2. Create watch lists for each streamer
Use the app to keep track of which shows and home movies you want to watch and split them up by streamer. Heard about a great comedy that's new on Netflix? Stick it on the Netflix list. Your friend told you about one of the best new Paramount Plus movies? Add that to your Paramount Plus backlog.
3. Subscribe to the streamer with the most exciting list for a month, and turn off auto-renew
Once your streamer-specific watch lists have been created and you're ready to start watching, subscribe to the service with the most alluring list. Just make sure that once you've paid for the month, you turn off auto-renew or cancel right away so you aren't automatically billed. It's another hurdle between you and your next binge of the best Netflix movies, but in most cases, it's as easy as a few clicks.

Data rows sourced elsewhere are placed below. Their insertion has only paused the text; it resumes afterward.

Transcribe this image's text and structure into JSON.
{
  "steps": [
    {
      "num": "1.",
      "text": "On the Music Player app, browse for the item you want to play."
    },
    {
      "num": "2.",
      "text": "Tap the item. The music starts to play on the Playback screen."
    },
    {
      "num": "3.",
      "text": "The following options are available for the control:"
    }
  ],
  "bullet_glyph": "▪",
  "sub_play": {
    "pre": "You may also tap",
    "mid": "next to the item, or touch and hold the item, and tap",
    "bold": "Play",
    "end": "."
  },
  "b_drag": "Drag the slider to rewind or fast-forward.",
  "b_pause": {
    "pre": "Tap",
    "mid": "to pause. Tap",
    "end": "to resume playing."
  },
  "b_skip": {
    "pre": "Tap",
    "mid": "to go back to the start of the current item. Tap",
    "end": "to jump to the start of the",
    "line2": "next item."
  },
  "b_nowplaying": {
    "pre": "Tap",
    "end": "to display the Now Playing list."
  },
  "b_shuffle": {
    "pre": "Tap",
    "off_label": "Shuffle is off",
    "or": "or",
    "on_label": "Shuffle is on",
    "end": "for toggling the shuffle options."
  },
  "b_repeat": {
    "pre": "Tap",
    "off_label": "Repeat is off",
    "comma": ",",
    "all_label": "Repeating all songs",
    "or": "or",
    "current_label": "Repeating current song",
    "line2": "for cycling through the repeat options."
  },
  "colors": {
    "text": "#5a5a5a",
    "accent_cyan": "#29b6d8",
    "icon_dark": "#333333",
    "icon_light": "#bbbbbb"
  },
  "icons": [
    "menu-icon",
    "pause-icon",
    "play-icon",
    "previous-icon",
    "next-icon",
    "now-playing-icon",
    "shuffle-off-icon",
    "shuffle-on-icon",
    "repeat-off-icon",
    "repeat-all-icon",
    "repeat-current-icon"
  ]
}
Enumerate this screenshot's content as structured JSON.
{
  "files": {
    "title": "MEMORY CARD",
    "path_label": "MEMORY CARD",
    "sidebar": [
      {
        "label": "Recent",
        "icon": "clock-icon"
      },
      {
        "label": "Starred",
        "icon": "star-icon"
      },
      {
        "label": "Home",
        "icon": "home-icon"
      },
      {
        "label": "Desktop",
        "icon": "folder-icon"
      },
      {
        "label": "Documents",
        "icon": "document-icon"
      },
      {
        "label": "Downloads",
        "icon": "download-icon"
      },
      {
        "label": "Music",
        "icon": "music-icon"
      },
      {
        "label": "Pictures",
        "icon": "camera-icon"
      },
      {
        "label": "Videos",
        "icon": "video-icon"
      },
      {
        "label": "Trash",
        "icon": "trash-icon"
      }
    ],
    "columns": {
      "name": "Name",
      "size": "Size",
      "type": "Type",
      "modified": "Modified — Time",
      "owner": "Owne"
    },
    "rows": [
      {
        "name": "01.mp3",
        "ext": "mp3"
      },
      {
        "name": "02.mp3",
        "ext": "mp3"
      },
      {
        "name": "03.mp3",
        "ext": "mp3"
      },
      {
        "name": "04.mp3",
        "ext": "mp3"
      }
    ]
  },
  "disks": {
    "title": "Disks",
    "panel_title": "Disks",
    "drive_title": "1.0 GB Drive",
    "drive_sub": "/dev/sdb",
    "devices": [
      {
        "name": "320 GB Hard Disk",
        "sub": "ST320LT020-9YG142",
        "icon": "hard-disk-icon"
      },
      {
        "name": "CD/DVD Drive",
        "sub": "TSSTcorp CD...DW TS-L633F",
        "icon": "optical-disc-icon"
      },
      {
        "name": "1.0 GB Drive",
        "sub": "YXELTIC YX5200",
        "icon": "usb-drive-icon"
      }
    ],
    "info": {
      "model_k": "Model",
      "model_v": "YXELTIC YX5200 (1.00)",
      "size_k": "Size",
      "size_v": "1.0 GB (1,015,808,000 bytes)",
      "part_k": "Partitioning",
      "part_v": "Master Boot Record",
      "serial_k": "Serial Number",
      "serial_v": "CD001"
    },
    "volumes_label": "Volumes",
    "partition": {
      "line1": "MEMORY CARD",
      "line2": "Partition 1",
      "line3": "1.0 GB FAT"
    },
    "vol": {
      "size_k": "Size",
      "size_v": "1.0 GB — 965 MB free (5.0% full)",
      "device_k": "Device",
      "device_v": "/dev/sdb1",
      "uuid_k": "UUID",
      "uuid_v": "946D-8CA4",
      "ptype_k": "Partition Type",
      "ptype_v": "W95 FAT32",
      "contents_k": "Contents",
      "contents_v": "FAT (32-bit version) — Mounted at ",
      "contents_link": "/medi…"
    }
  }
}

4. When your subscription ends, repeat step 3.
Ready to tackle your Disney Plus backlog next? Or perhaps you haven't finished The Wheel of Time season 2 on Amazon Prime Video yet and need to sign up for another month to finish it off? Maybe this month you're on holiday and don't need to subscribe to anything. Regardless, go for what works for you.
The pros and cons of my churning system
And that's it. It really is as simple as that. The thing is, while there are plenty of benefits of what they call "churning" (and it's not just saving money), there are some drawbacks to the month-to-month approach:
Pro: You save money
Naturally this is the main motivator, so here's an example of how much I'm saving. The main services I'm interested in, along with their U.S. monthly costs are:
So, if I choose any service besides Netflix or Disney Plus' premium offerings, I'm saving over $50 a month. Then, with the money I've saved, I feel more comfortable when I do go for the relatively-expensive Netflix Premium. I'd rather pay for that a few times and get the best quality than suffer through ads all year.
Of course there are the options of cheaper packages with ads or at poorer quality, if that works for you. Even if you can't decide and choose to sub to two or three, you'll still benefit over subbing to them all.
Depending on the show you're watching and your threshold for spoiler pain, you may have to keep half an eye shut when scrolling through social media if you go month-to-month.That said, the alternative is gobbling up each new entry each week and subscribing/paying for longer than you might have otherwise.
Pro: You're less likely to be waiting week-to-week
I understand the fun of mulling over a cliffhanger and the anticipation of it being resolved a week later. Chatting to friends, formulating theories, feverishly counting down the hours — but I don't have time for that nowadays. Today, I just sit back with both parts of The Witcher season 3 ready to go once I've logged back in, and relax.
Con: You miss out on exciting shows on other services
Let's say you've agonizingly narrowed down your choice of streamer to Apple TV Plus this month to catch up on Slow Horses before the new series — but you totally forgot about Scott Pilgrim Takes Off on Netflix. For your favorite new releases, a month can be a long time, but I'd advise against starting different services at different times of the month if you're trying my system. It'll be too confusing to keep track of it all.
Pro: You're less likely to start a show that gets axed
Chances are there's more TV to watch that's worth your time than you actually have hours in the day, so you don't want to waste it on a show that gets axed. Netflix is infamously ruthless with cancelling under-performing shows — just last week Netflix cancelled Shadow and Bone and four other shows. You're not immune to these risks if you go month-to-month, but it reduces your chances.
We have enough of it in our day jobs, so why should we be spending our free time planning, organizing, and mucking around with logins and passwords? Just think: Is the extra time worth the money I'm saving? Especially when I reflect on how little time it takes to subscribe to and cancel a service and make some simple watch lists, for me the question answers itself.